Churches turned into art centers, factories into microbrew pubs, and shopping malls into medical facilities are just a few examples of adaptive reuse, the term used to describe the repurposing and transformation of an existing structure. While adaptive reuse is not new, changing business and social factors are driving renewed interest. These factors include a hybrid workforce, supply chain disruptions, increased interest in green construction and a lack of affordable housing. The result: more opportunities for commercial real estate brokers to think differently about the highest and best use of a property.
Trends in Adaptive Reuse
Housing shortages are making conversion to residential use the most popular type of change. Rent Cafe reported that 2021 was the most successful year for apartment conversions, with more than 20,000 units coming online and an additional 52,700 units expected to become available in 2022, many created from former office buildings and hotels. However, opportunities for adaptive reuse projects aren’t limited to residential. Existing commercial structures are finding new life as health care facilities, logistics warehouses and mixed-use suburban centers.

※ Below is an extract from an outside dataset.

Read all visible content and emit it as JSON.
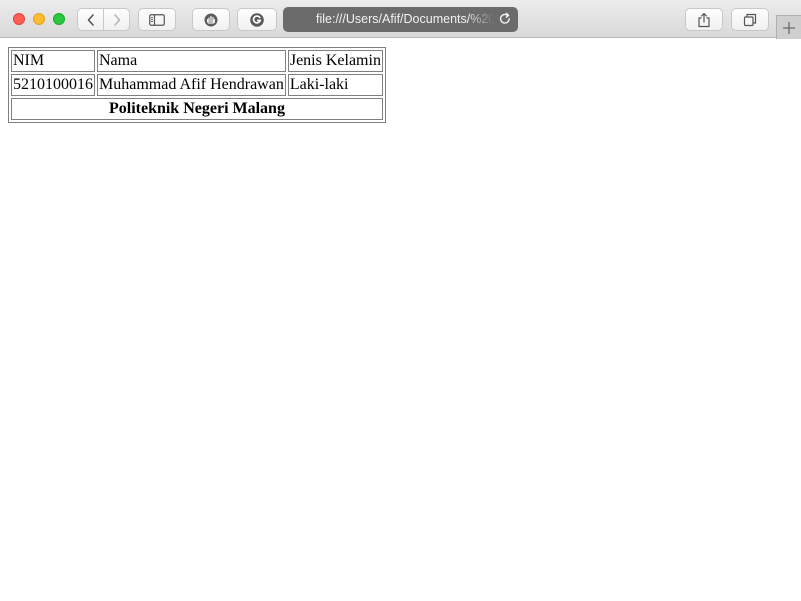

“Adaptive reuse projects have evolved to a point where they should be considered an asset class of their own,” says K.C. Conway, principal of Red Shoe Economics and chief economist for the CCIM Institute. “A variety of new projects have surfaced in secondary and tertiary markets, where investors see adaptive reuse as a driver of net operating income and yield.”
Role of the Broker
Listing properties for adaptive reuse requires envisioning the possibilities and selling that vision to a prospective investor or developer. But the broker’s role doesn’t stop there. Brokers often determine the feasibility of adaptive reuse. For example, they may work with local government officials on zoning and infrastructure issues, secure permits, engage with an economic development group to secure funding, promote the project to the community and more. There are potential pitfalls for brokers who fail to anticipate and plan for these steps or, at the very least, fail to bring together the players responsible for each element of a successful adaptive reuse project.
Meet four commercial brokers who successfully turned underperforming assets (in one case, a gigantic white elephant) into lucrative sales that benefitted their bottom line and the local community.
From Rodeo Arena to Distribution Center
You’re not alone if central Louisiana doesn’t jump to mind when you think of rodeos. But in the late 1990s, a developer tried to make it happen, pouring $11 million into a 64,000-square-foot indoor rodeo arena. The arena hosted one event, in 2000, before going belly up. Afterward, the venue sat unused for 17 years through four owners until Matt Ritchie, CCIM, president of Ritchie Real Estate, walked in. “I took one look at that clear span metal building with its 45-foot-high ceilings and thought, this is perfect for industrial.”
Ritchie’s vision was so clear that he and a partner purchased the Boyce, La., building and surrounding 26 acres of land to develop it for leasing as a logistics or distribution center site. “No one was biting, so I pitched other uses,” says Ritchie—among them, a hurricane overflow center and a potential pandemic field hospital.
In 2021, Lowe’s Home Improvement expressed interest. Ritchie negotiated a long-term lease, agreeing to develop the property for a distribution warehouse within six months. “The building contained only dirt floors and bleachers,” says Ritchie. “We donated the bleachers to a local school and brought in tons of dirt to raise the floor to accommodate truck docks. Trucks also meant upgrading the off-highway roads to heavy-haul standards.”
As part of an upgrade to the water supply system, a 50,000-gallon tank was added to the existing water supply, requiring a larger pump. “It came down to the wire,” says Ritchie. The pump was sitting in a Georgia port awaiting transport. With just three days left before Lowe’s was to take possession, Ritchie sent someone to pick it up rather than risk missing the deadline. “This project took two years off my life,” says Ritchie, “but we got it done—working seven days a week for six months.”
Despite strong local support for the project and extensive lobbying, Ritchie was unable to secure funding from the state’s economic development agency. “We could have used that money, as the project came in about 30% higher than I’d priced it,” says Ritchie. “I view it as a loss leader. Lowe’s took the building and six acres. We still have land and the heavy-haul road to support other trucking operations, and I’ve already had one inquiry.”
Reflecting on the project, Ritchie says he should have hired a broker to negotiate on his behalf. “Self-representation saves you on the front end but could cost dearly on the back end of the deal,” he says. “In this instance, I believe I negotiated the best available deal, but I will never know.” He recommends involving a business or real estate attorney at every step. “Many small brokers don’t want that expense, but in the grand scheme, it’s worth it.” He also recommends including escalation clauses in the contract. “In this environment of inflation, supply chain and labor shortage issues, I would never agree to a lease rate without escalation clauses if the cost of construction increases.”
Next up: In December, Ritchie expects to start leasing up an 88-unit facility that he and a partner converted from a motel to a senior residential facility. Not every hotel-to-residential conversion works, he says, but the property was in a unique location—close to a hospital and restaurants, and perfect for the 55-and-over crowd.
Source: “What Could You Create?“